We must view the Internet as not just another channel, but as a historical and significant shift in the way mortgage lending and all other financial services are delivered. This presumes, of course, that Internet-based costs of manufacturing and distributing a loan will be significantly less than the costs of today's existing, mature channels.
While this might be a difficult proposition to defend today, particularly in this age of consolidation and scale economies, I believe that continued advances in the ability of the Internet to support "mass customization" will drive Web-related costs down compared to the more traditional channels available to a lender.
As I discuss this with clients, I find that the factor inhibiting the short-term adoption of Internet lending is simple: conflict with existing production sources.
I do not presume to have the solution to this quandary, but it must be overcome, or the net income derived by new competitors using these new channels will ultimately exceed the potential loss to existing competitors resulting from channel disruption.
I mentioned earlier that Internet aggregators might have a significant role in the future. This role could be that they, as consumer navigators, serve as a partial solution to the channel conflict problem by sharing the economic benefits of Internet loan origination with those who are adversely impacted - in effect, giving them a piece of the action in the navigator product.
This presumes, of course, the brand identity of the lender is not undermined by the aggregator - an interesting point to consider for those forming aggregator offerings.
Many issues arise out of all this. What does the democratization of information mean in terms of the value delivered by the mortgage banker over the long run? What will the Internet do to business-to-business dynamics? How does all of this impact on the significant ownership position in the mortgage business that has been taken by commercial banks? What legal and regulatory issues will emerge?
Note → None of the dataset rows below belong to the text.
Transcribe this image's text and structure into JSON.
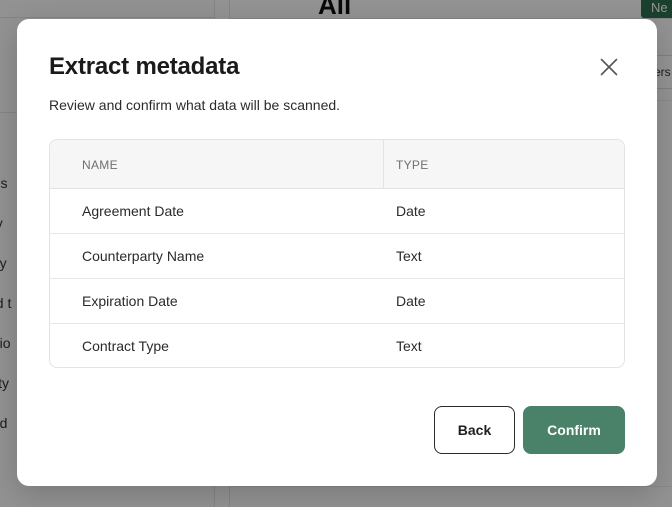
{
  "background": {
    "page_title": "All",
    "new_button_label": "Ne",
    "filter_chip_label": "ers",
    "sidebar_items": [
      "res",
      "by",
      "my",
      "ed t",
      "atio",
      "vity",
      "ted"
    ]
  },
  "modal": {
    "title": "Extract metadata",
    "subtitle": "Review and confirm what data will be scanned.",
    "close_icon": "close-icon",
    "table": {
      "headers": {
        "name": "NAME",
        "type": "TYPE"
      },
      "rows": [
        {
          "name": "Agreement Date",
          "type": "Date"
        },
        {
          "name": "Counterparty Name",
          "type": "Text"
        },
        {
          "name": "Expiration Date",
          "type": "Date"
        },
        {
          "name": "Contract Type",
          "type": "Text"
        }
      ]
    },
    "buttons": {
      "back": "Back",
      "confirm": "Confirm"
    }
  },
  "colors": {
    "confirm": "#4a8169",
    "accent_dark": "#2f6e4e",
    "overlay": "#8f8f8f"
  }
}
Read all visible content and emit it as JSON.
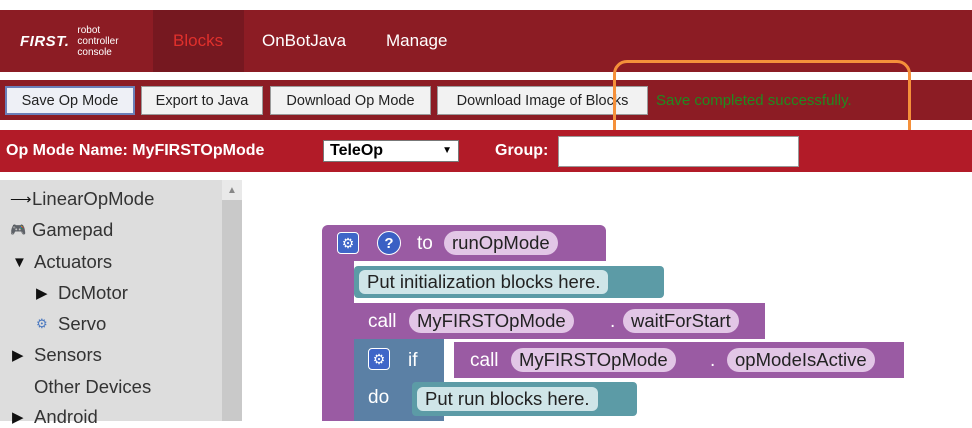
{
  "logo": {
    "wordmark": "FIRST.",
    "subtitle_lines": [
      "robot",
      "controller",
      "console"
    ]
  },
  "nav": {
    "tabs": [
      {
        "label": "Blocks",
        "active": true
      },
      {
        "label": "OnBotJava"
      },
      {
        "label": "Manage"
      }
    ]
  },
  "toolbar": {
    "save_label": "Save Op Mode",
    "export_label": "Export to Java",
    "download_label": "Download Op Mode",
    "download_image_label": "Download Image of Blocks",
    "status_text": "Save completed successfully."
  },
  "opmode": {
    "name_label": "Op Mode Name: MyFIRSTOpMode",
    "type_value": "TeleOp",
    "group_label": "Group:",
    "group_value": ""
  },
  "sidebar": {
    "items": [
      {
        "glyph": "⟶",
        "label": "LinearOpMode"
      },
      {
        "glyph": "🎮",
        "label": "Gamepad"
      },
      {
        "glyph": "▼",
        "label": "Actuators"
      },
      {
        "glyph": "▶",
        "label": "DcMotor"
      },
      {
        "glyph": "⚙",
        "label": "Servo"
      },
      {
        "glyph": "▶",
        "label": "Sensors"
      },
      {
        "glyph": "",
        "label": "Other Devices"
      },
      {
        "glyph": "▶",
        "label": "Android"
      }
    ]
  },
  "blocks": {
    "to": "to",
    "function_name": "runOpMode",
    "init_comment": "Put initialization blocks here.",
    "call": "call",
    "object_name": "MyFIRSTOpMode",
    "dot": ".",
    "wait_method": "waitForStart",
    "if": "if",
    "active_method": "opModeIsActive",
    "do": "do",
    "run_comment": "Put run blocks here.",
    "gear_glyph": "⚙",
    "help_glyph": "?"
  },
  "colors": {
    "navbar": "#8c1c24",
    "opbar": "#b21b28",
    "status_green": "#1f8a1f",
    "highlight_orange": "#f5903a",
    "procedure_purple": "#9a5ba3",
    "control_blue": "#5b80a5",
    "comment_teal": "#5c9ba6"
  }
}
These are topics you should address as you build your Internet strategy. For now, however, there are two imperatives. First, be sure you examine your Internet strategy in terms of the fundamentals of the flow of information. Second, ask yourself if you have looked far enough into the future. n